* **Your instructions**: After reading the lines below, count those that contain "photo" and give the count alone.

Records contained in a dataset
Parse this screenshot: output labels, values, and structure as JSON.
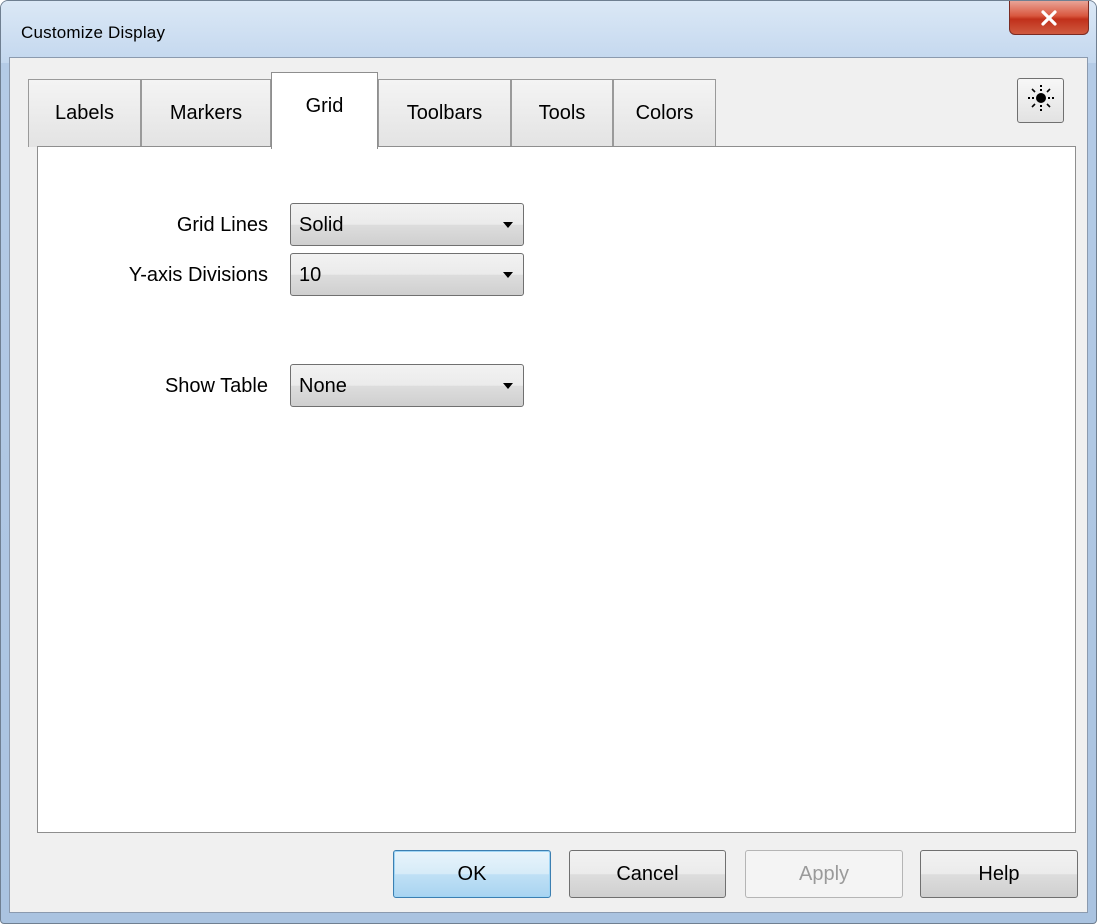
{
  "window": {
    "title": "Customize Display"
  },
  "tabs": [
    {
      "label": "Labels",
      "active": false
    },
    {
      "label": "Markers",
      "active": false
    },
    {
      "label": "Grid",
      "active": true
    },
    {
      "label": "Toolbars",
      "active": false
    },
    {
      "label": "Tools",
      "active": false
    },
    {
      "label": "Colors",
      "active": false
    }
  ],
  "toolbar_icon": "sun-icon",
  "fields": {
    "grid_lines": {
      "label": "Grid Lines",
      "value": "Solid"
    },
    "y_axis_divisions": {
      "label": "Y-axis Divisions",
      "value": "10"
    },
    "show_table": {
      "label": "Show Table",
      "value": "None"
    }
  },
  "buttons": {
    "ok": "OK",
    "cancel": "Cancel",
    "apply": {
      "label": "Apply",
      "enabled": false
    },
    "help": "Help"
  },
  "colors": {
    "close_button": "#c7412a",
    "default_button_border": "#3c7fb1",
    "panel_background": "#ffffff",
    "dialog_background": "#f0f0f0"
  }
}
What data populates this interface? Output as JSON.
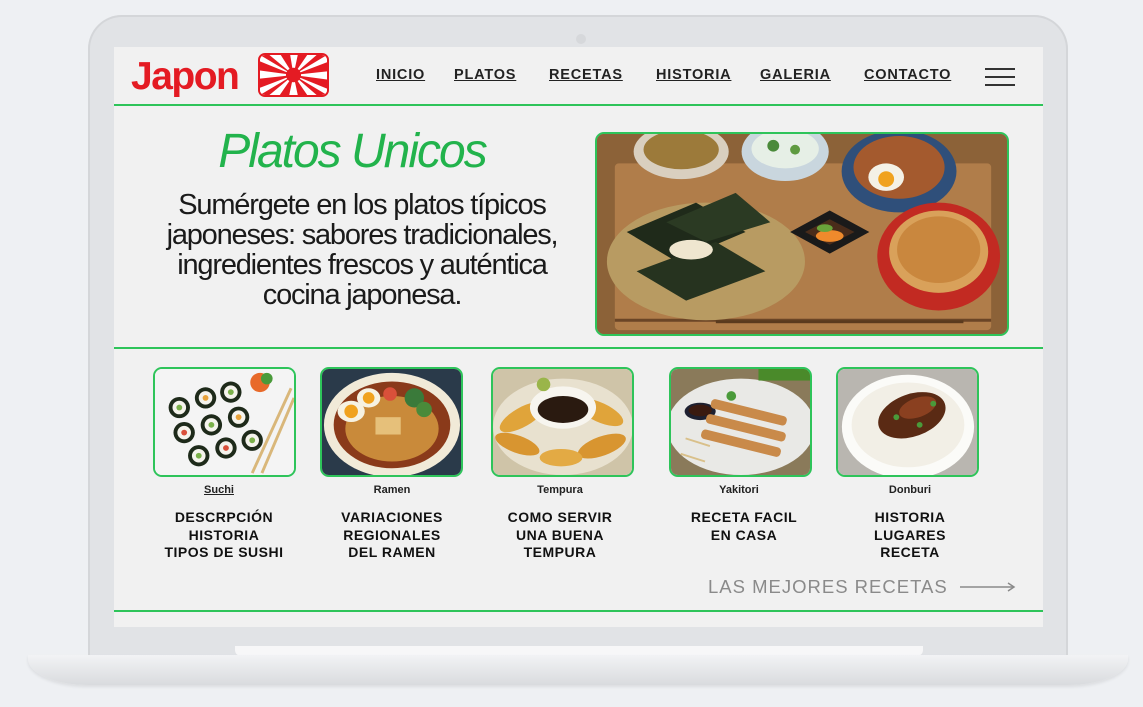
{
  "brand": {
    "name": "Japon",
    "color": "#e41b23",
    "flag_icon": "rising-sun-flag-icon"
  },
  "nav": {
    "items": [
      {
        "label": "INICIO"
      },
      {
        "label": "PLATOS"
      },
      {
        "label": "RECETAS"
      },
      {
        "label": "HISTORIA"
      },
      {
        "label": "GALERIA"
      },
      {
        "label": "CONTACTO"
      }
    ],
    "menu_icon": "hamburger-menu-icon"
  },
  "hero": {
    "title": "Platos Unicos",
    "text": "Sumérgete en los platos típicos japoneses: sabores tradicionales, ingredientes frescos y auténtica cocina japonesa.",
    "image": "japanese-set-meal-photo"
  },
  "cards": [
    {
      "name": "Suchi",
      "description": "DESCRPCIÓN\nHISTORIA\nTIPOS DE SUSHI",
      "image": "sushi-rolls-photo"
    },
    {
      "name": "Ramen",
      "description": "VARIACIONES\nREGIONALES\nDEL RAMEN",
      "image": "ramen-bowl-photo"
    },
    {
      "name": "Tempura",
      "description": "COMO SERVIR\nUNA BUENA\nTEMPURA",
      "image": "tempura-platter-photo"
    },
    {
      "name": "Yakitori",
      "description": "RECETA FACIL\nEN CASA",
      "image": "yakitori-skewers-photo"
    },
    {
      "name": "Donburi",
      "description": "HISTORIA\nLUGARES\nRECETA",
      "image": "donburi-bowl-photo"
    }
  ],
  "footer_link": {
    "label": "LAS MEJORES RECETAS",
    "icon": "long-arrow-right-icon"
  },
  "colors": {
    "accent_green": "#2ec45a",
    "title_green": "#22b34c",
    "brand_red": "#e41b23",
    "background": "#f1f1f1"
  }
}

* **Task solution**: 6